INSTRUCTIONS TO FOLLOW - For the records that follow, return only the count of lines containing the string "csdn".

══ INPUT FOR THIS TASK ══

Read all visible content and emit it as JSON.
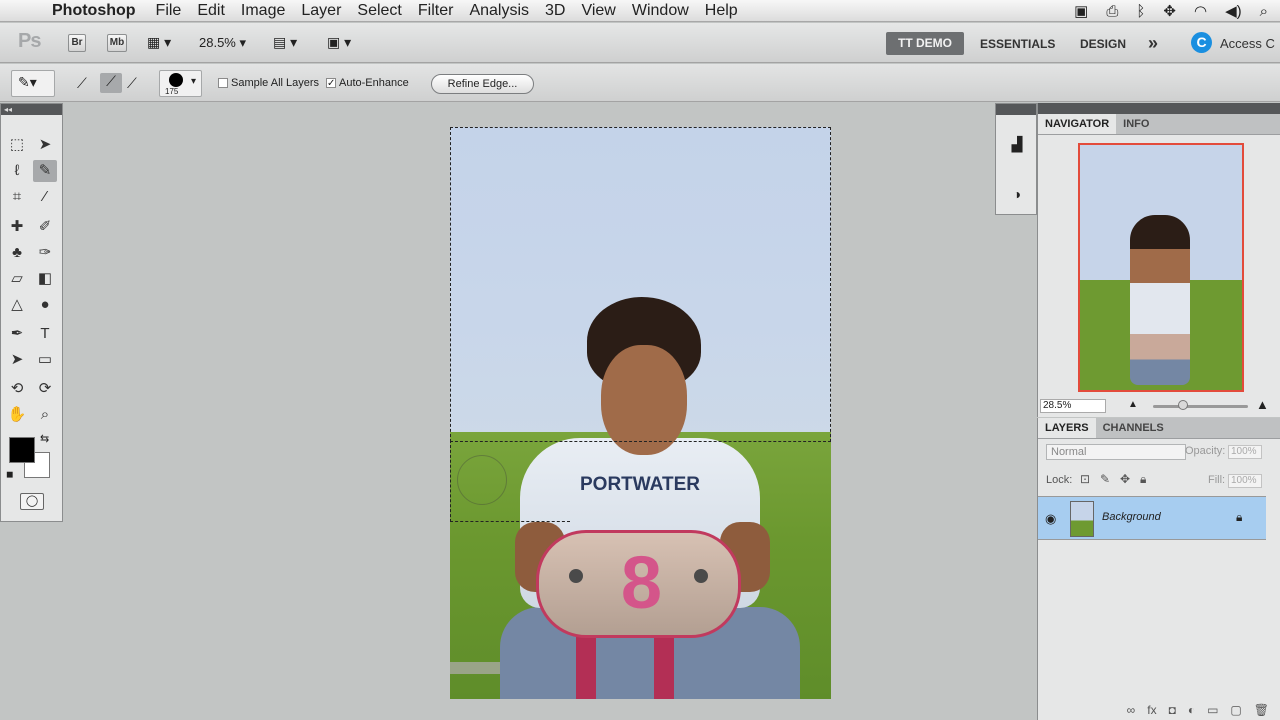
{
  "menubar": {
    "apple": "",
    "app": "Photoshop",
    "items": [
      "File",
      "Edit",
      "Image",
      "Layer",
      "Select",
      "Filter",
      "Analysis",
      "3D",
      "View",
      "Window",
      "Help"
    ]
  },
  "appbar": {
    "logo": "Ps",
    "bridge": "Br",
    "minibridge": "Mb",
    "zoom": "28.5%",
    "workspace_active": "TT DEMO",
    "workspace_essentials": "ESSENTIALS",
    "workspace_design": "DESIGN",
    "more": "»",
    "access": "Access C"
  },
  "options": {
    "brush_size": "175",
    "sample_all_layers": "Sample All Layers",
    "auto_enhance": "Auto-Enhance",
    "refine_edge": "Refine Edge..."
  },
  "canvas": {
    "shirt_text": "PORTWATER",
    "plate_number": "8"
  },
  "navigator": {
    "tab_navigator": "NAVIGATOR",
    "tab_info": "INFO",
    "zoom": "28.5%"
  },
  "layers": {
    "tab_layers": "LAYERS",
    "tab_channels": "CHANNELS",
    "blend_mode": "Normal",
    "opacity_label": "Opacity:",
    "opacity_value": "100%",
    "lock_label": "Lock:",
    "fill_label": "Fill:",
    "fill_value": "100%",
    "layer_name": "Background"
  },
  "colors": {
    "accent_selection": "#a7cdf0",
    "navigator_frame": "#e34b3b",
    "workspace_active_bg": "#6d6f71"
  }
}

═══
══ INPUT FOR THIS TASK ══

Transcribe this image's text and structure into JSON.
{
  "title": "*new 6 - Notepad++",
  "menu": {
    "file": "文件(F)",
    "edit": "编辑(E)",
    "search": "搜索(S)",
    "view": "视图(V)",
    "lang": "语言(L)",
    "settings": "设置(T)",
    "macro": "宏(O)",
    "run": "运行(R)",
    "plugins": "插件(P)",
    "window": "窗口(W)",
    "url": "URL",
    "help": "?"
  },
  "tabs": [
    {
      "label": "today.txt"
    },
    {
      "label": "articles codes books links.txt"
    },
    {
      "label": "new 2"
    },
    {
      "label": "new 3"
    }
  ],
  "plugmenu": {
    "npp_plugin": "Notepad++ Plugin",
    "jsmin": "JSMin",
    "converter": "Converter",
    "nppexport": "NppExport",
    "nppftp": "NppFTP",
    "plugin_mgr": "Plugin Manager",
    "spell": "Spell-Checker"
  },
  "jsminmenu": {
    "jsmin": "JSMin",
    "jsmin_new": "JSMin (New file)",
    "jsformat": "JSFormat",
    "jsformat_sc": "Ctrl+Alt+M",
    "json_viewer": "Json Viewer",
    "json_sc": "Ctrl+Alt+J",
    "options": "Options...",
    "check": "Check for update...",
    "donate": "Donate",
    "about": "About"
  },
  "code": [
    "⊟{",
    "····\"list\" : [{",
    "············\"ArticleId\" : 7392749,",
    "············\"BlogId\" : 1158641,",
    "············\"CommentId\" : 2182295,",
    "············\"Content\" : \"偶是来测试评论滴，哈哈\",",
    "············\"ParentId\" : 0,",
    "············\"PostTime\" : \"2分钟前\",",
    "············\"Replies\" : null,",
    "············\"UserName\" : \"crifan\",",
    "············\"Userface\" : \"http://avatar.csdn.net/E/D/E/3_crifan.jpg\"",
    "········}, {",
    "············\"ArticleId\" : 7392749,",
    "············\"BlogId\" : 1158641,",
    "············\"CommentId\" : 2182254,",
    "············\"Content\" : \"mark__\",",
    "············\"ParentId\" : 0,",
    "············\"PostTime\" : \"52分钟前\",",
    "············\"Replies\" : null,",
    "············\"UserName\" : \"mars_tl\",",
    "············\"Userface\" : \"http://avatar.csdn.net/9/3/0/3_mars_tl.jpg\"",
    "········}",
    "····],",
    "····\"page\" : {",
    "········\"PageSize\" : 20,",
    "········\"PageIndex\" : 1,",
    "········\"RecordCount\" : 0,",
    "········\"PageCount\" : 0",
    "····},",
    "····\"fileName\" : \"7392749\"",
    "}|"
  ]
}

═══
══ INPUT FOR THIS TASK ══

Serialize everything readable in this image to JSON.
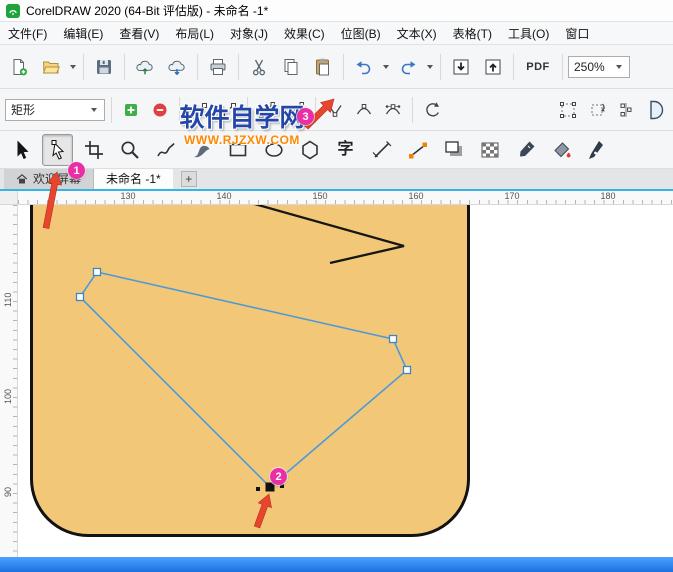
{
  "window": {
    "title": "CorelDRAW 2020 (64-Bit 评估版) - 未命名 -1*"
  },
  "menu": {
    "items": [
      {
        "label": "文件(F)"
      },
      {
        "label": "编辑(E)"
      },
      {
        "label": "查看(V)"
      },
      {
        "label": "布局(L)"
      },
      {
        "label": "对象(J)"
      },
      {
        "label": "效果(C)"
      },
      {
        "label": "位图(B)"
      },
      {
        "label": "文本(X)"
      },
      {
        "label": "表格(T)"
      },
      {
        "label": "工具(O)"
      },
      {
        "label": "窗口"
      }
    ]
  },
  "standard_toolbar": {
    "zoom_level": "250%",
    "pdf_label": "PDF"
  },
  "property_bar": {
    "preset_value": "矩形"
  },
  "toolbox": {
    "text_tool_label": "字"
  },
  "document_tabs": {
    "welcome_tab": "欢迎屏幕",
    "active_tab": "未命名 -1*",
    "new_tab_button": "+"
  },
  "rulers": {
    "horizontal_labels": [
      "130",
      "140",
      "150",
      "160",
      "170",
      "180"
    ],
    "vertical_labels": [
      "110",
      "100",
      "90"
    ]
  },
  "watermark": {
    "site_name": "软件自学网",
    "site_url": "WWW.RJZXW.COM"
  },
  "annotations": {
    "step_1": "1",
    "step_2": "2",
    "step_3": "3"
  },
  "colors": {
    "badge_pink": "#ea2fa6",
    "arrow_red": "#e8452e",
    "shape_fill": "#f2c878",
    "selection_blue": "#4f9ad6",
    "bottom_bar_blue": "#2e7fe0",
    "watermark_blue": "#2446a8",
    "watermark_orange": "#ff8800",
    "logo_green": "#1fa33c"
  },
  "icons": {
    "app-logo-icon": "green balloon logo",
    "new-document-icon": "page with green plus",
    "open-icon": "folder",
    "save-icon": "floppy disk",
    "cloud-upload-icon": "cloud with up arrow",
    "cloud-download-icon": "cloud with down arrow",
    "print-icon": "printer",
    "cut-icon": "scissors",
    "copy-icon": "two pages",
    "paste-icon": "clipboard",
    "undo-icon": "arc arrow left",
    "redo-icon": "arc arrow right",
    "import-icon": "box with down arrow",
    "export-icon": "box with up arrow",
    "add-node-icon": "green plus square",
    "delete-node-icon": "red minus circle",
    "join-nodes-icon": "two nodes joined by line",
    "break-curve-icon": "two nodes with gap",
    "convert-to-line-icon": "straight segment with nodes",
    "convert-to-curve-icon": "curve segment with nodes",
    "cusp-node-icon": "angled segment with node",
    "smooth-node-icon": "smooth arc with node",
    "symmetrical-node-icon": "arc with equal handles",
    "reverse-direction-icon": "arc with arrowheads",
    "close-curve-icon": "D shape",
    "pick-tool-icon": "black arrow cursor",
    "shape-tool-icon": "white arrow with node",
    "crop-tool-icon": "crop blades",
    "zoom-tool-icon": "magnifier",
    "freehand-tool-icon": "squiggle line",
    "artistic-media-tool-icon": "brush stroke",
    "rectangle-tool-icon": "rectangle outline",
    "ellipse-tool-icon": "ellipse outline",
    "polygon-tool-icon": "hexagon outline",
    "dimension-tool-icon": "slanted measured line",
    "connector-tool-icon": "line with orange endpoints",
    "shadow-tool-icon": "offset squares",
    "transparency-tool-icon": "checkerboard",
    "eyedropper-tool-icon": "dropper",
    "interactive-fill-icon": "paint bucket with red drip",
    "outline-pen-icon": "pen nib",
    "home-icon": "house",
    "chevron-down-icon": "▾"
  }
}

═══

SOLVED PROBLEM - 2